We’re still enjoying the warm weather and the salty sea air of San Clemente. Spent a good chunk of the day yesterday walking the length of the shoreline south of the San Clemente Pier. We saw a few whales surface just beyond the breaking waves, lots of impressive surfing, and fortunately I saw this gigantic fish hook before I stepped on it. It was wrapped in a bit of plastic, so it was slightly concealed. The sun glinted off it just as I was about to put my foot down on top of it. It looks like it might have hurt a bit to get it stuck in my foot.
I walked down the beach as far as Richard Nixon’s Western White house (Called La Casa Pacifica). From the driftwood log where I sat I could see the round enclosed gazebo on the northwest corner of the property and the tower of the main house above. I didn’t have a camera, so I can’t provide a photograph, but there’s more information at Wikipedia and on Google Maps.
This morning we drove up to LA to check out our old neighborhood. Hopped off of 101 at the Silverlake exit and moseyed up the Micheltorena hill to 921. The front yard was totally different than when we lived there. The oval rose garden was gone, replaced by a fenced yard with much taller landscaping. The front of the house was completely concealed. Anna said she didn’t recognize it at all.
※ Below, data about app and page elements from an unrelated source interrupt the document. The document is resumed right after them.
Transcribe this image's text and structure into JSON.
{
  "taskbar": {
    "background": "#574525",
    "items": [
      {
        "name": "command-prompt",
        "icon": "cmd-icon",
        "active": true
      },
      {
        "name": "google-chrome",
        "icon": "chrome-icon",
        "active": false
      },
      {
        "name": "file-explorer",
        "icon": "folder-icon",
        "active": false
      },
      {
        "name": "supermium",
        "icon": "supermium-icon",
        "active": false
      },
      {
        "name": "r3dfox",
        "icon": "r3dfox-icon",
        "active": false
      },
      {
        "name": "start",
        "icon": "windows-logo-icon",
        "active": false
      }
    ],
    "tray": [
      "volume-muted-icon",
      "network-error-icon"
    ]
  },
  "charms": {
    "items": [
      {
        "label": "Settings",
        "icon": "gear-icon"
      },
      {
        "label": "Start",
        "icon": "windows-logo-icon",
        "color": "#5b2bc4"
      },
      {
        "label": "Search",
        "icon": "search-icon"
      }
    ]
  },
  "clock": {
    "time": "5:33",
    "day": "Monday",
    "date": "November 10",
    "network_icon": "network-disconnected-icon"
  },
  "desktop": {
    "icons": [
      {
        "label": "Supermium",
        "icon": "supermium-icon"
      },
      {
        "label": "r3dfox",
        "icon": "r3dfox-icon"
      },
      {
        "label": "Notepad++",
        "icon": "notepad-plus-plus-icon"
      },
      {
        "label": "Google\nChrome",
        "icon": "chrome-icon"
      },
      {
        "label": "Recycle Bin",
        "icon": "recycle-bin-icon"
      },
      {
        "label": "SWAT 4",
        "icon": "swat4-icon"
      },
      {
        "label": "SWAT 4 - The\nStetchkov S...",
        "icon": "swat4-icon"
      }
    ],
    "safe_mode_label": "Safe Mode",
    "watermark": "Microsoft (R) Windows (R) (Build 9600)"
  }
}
We drove on down to Sunset and parked and walked the section of Sunset between Micheltorena and Fountain. A few landmarks were still visible. One of my favorite spots from the 1980s when we lived here was Millies restaurant. It was, at that time, just a counter with about 6 seats. I think they may have had one small two-top table. Now they have a tiny dining room next door and there were about 5 or 6 small tables on the sidewalk. The place was a little bigger but retains much of it’s original charm.
We couldn’t find the laundromat where Anna used to take our laundry (and where Justin befriended the girls in the neighborhood), but we did find the building that used to house L.A. Nicola, the restaurant where I worked most of the time we lived in LA. The façade of the building had changed (gone was the corrugated steel shed that housed the host station) but the bones of the building were otherwise recognizable.
We puttered on down to Melrose Ave., thinking we might enjoy a little stroll. That neighborhood had changed too. It wasn’t nearly as hip as I recall — there were still a handful of vintage clothing spots but the bulk of the shops seemed pitched more to the tourist crowd than the local hipsters that used to hang out there in the 80s. After a quick stop at the Beverly Center we drove south on Beverly to an old favorite restaurant, El Coyote. It was mostly as we remembered. A little kitschy, not the greatest food, but kind of fun. The clientele was kind mostly the same as we remembered, only (big surprise) about 30 years older than in the early 80s.
One thing we noticed on this afternoon foray into LA was the traffic. Anna recalled how long it used to take her to drive to Beverly Hills from Silverlake to work each day. We agreed we could never live here in LA again, but it was fun to visit. People watching here is a real pleasure.